> **Instructions for the task**:
Starting from the first line below, copy the whole listing exactly.

++++++

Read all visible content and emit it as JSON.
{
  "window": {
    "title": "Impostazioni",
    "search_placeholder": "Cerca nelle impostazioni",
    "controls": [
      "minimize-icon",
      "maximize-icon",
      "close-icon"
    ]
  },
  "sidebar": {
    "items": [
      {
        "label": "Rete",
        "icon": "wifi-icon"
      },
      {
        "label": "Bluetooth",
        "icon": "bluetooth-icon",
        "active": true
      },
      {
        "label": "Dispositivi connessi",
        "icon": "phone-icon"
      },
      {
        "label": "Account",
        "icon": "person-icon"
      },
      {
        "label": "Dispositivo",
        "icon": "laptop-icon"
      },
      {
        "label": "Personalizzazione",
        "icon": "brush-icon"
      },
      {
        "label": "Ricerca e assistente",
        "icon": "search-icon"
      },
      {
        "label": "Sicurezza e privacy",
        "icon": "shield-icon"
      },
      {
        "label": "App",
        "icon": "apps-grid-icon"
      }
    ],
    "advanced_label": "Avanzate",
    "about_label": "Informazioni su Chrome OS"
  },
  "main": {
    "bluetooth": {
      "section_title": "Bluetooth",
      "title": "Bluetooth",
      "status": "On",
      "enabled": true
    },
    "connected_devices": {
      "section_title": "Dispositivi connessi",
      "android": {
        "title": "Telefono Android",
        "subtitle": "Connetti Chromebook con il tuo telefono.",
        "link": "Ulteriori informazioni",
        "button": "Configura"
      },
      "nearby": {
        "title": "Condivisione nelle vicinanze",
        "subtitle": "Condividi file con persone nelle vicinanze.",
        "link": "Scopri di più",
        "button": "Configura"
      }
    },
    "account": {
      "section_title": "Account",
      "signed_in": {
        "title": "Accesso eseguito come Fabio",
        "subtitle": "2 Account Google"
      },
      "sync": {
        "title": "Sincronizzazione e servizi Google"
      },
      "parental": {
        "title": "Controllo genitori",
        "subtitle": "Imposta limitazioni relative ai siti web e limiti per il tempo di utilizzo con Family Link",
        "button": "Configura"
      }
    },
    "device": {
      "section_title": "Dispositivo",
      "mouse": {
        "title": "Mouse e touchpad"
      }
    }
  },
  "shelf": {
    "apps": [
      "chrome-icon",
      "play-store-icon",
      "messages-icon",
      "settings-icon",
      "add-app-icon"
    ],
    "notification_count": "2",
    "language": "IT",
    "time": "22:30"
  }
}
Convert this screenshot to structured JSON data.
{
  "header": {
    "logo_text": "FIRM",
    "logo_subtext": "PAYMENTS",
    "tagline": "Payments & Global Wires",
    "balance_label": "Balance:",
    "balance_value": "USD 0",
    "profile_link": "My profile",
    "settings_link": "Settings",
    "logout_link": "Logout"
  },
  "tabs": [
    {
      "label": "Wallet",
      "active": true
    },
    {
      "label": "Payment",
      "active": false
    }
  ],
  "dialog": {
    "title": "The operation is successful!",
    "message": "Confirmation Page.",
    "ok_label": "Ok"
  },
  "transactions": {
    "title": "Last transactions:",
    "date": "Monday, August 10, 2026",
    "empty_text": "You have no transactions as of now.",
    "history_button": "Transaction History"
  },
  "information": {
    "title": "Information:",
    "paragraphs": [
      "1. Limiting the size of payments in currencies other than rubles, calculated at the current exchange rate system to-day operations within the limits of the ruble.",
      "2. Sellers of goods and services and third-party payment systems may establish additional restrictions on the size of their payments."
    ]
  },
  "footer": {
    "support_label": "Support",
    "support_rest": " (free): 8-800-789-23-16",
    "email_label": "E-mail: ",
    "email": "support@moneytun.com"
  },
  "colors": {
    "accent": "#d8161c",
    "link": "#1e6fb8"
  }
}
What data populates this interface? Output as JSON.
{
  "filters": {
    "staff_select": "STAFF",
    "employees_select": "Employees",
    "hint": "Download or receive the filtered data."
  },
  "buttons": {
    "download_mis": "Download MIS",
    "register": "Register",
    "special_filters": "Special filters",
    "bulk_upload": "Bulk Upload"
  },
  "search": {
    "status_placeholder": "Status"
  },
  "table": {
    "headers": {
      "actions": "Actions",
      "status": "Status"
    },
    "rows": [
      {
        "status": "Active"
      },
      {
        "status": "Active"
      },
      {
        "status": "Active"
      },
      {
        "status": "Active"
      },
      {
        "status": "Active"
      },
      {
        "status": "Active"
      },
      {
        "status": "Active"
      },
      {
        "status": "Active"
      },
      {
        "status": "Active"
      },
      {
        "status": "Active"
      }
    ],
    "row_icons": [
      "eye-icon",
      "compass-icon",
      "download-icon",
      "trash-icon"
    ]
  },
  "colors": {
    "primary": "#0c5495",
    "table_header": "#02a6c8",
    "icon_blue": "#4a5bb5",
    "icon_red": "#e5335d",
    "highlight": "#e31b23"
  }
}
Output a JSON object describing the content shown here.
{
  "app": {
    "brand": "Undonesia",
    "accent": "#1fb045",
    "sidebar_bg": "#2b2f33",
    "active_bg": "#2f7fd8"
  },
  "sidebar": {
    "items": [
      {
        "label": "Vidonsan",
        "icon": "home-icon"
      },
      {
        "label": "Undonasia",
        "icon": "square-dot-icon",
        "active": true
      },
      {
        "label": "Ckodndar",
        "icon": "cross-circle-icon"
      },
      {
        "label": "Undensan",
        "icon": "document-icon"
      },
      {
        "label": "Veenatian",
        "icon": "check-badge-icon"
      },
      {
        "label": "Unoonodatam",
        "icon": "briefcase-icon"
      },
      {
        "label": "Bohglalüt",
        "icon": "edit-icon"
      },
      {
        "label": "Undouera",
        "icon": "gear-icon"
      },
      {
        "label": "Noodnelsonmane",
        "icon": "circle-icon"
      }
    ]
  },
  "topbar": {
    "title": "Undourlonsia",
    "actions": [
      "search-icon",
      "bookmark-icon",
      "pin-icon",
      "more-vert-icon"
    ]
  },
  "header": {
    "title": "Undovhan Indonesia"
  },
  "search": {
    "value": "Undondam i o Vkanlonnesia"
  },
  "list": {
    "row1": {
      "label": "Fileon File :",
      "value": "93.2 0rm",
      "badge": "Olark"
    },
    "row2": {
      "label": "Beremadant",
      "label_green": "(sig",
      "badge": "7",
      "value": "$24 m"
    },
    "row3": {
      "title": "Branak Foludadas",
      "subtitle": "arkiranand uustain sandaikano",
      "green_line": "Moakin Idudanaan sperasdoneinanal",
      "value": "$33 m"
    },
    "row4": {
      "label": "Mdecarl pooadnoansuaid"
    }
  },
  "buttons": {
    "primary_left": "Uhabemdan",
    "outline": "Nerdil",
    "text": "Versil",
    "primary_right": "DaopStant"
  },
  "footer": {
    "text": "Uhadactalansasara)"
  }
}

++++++

> **Answer section**:
Read all visible content and emit it as JSON.
{
  "window": {
    "title": "Impostazioni",
    "search_placeholder": "Cerca nelle impostazioni",
    "controls": [
      "minimize-icon",
      "maximize-icon",
      "close-icon"
    ]
  },
  "sidebar": {
    "items": [
      {
        "label": "Rete",
        "icon": "wifi-icon"
      },
      {
        "label": "Bluetooth",
        "icon": "bluetooth-icon",
        "active": true
      },
      {
        "label": "Dispositivi connessi",
        "icon": "phone-icon"
      },
      {
        "label": "Account",
        "icon": "person-icon"
      },
      {
        "label": "Dispositivo",
        "icon": "laptop-icon"
      },
      {
        "label": "Personalizzazione",
        "icon": "brush-icon"
      },
      {
        "label": "Ricerca e assistente",
        "icon": "search-icon"
      },
      {
        "label": "Sicurezza e privacy",
        "icon": "shield-icon"
      },
      {
        "label": "App",
        "icon": "apps-grid-icon"
      }
    ],
    "advanced_label": "Avanzate",
    "about_label": "Informazioni su Chrome OS"
  },
  "main": {
    "bluetooth": {
      "section_title": "Bluetooth",
      "title": "Bluetooth",
      "status": "On",
      "enabled": true
    },
    "connected_devices": {
      "section_title": "Dispositivi connessi",
      "android": {
        "title": "Telefono Android",
        "subtitle": "Connetti Chromebook con il tuo telefono.",
        "link": "Ulteriori informazioni",
        "button": "Configura"
      },
      "nearby": {
        "title": "Condivisione nelle vicinanze",
        "subtitle": "Condividi file con persone nelle vicinanze.",
        "link": "Scopri di più",
        "button": "Configura"
      }
    },
    "account": {
      "section_title": "Account",
      "signed_in": {
        "title": "Accesso eseguito come Fabio",
        "subtitle": "2 Account Google"
      },
      "sync": {
        "title": "Sincronizzazione e servizi Google"
      },
      "parental": {
        "title": "Controllo genitori",
        "subtitle": "Imposta limitazioni relative ai siti web e limiti per il tempo di utilizzo con Family Link",
        "button": "Configura"
      }
    },
    "device": {
      "section_title": "Dispositivo",
      "mouse": {
        "title": "Mouse e touchpad"
      }
    }
  },
  "shelf": {
    "apps": [
      "chrome-icon",
      "play-store-icon",
      "messages-icon",
      "settings-icon",
      "add-app-icon"
    ],
    "notification_count": "2",
    "language": "IT",
    "time": "22:30"
  }
}
Convert this screenshot to structured JSON data.
{
  "header": {
    "logo_text": "FIRM",
    "logo_subtext": "PAYMENTS",
    "tagline": "Payments & Global Wires",
    "balance_label": "Balance:",
    "balance_value": "USD 0",
    "profile_link": "My profile",
    "settings_link": "Settings",
    "logout_link": "Logout"
  },
  "tabs": [
    {
      "label": "Wallet",
      "active": true
    },
    {
      "label": "Payment",
      "active": false
    }
  ],
  "dialog": {
    "title": "The operation is successful!",
    "message": "Confirmation Page.",
    "ok_label": "Ok"
  },
  "transactions": {
    "title": "Last transactions:",
    "date": "Monday, August 10, 2026",
    "empty_text": "You have no transactions as of now.",
    "history_button": "Transaction History"
  },
  "information": {
    "title": "Information:",
    "paragraphs": [
      "1. Limiting the size of payments in currencies other than rubles, calculated at the current exchange rate system to-day operations within the limits of the ruble.",
      "2. Sellers of goods and services and third-party payment systems may establish additional restrictions on the size of their payments."
    ]
  },
  "footer": {
    "support_label": "Support",
    "support_rest": " (free): 8-800-789-23-16",
    "email_label": "E-mail: ",
    "email": "support@moneytun.com"
  },
  "colors": {
    "accent": "#d8161c",
    "link": "#1e6fb8"
  }
}
What data populates this interface? Output as JSON.
{
  "filters": {
    "staff_select": "STAFF",
    "employees_select": "Employees",
    "hint": "Download or receive the filtered data."
  },
  "buttons": {
    "download_mis": "Download MIS",
    "register": "Register",
    "special_filters": "Special filters",
    "bulk_upload": "Bulk Upload"
  },
  "search": {
    "status_placeholder": "Status"
  },
  "table": {
    "headers": {
      "actions": "Actions",
      "status": "Status"
    },
    "rows": [
      {
        "status": "Active"
      },
      {
        "status": "Active"
      },
      {
        "status": "Active"
      },
      {
        "status": "Active"
      },
      {
        "status": "Active"
      },
      {
        "status": "Active"
      },
      {
        "status": "Active"
      },
      {
        "status": "Active"
      },
      {
        "status": "Active"
      },
      {
        "status": "Active"
      }
    ],
    "row_icons": [
      "eye-icon",
      "compass-icon",
      "download-icon",
      "trash-icon"
    ]
  },
  "colors": {
    "primary": "#0c5495",
    "table_header": "#02a6c8",
    "icon_blue": "#4a5bb5",
    "icon_red": "#e5335d",
    "highlight": "#e31b23"
  }
}
Output a JSON object describing the content shown here.
{
  "app": {
    "brand": "Undonesia",
    "accent": "#1fb045",
    "sidebar_bg": "#2b2f33",
    "active_bg": "#2f7fd8"
  },
  "sidebar": {
    "items": [
      {
        "label": "Vidonsan",
        "icon": "home-icon"
      },
      {
        "label": "Undonasia",
        "icon": "square-dot-icon",
        "active": true
      },
      {
        "label": "Ckodndar",
        "icon": "cross-circle-icon"
      },
      {
        "label": "Undensan",
        "icon": "document-icon"
      },
      {
        "label": "Veenatian",
        "icon": "check-badge-icon"
      },
      {
        "label": "Unoonodatam",
        "icon": "briefcase-icon"
      },
      {
        "label": "Bohglalüt",
        "icon": "edit-icon"
      },
      {
        "label": "Undouera",
        "icon": "gear-icon"
      },
      {
        "label": "Noodnelsonmane",
        "icon": "circle-icon"
      }
    ]
  },
  "topbar": {
    "title": "Undourlonsia",
    "actions": [
      "search-icon",
      "bookmark-icon",
      "pin-icon",
      "more-vert-icon"
    ]
  },
  "header": {
    "title": "Undovhan Indonesia"
  },
  "search": {
    "value": "Undondam i o Vkanlonnesia"
  },
  "list": {
    "row1": {
      "label": "Fileon File :",
      "value": "93.2 0rm",
      "badge": "Olark"
    },
    "row2": {
      "label": "Beremadant",
      "label_green": "(sig",
      "badge": "7",
      "value": "$24 m"
    },
    "row3": {
      "title": "Branak Foludadas",
      "subtitle": "arkiranand uustain sandaikano",
      "green_line": "Moakin Idudanaan sperasdoneinanal",
      "value": "$33 m"
    },
    "row4": {
      "label": "Mdecarl pooadnoansuaid"
    }
  },
  "buttons": {
    "primary_left": "Uhabemdan",
    "outline": "Nerdil",
    "text": "Versil",
    "primary_right": "DaopStant"
  },
  "footer": {
    "text": "Uhadactalansasara)"
  }
}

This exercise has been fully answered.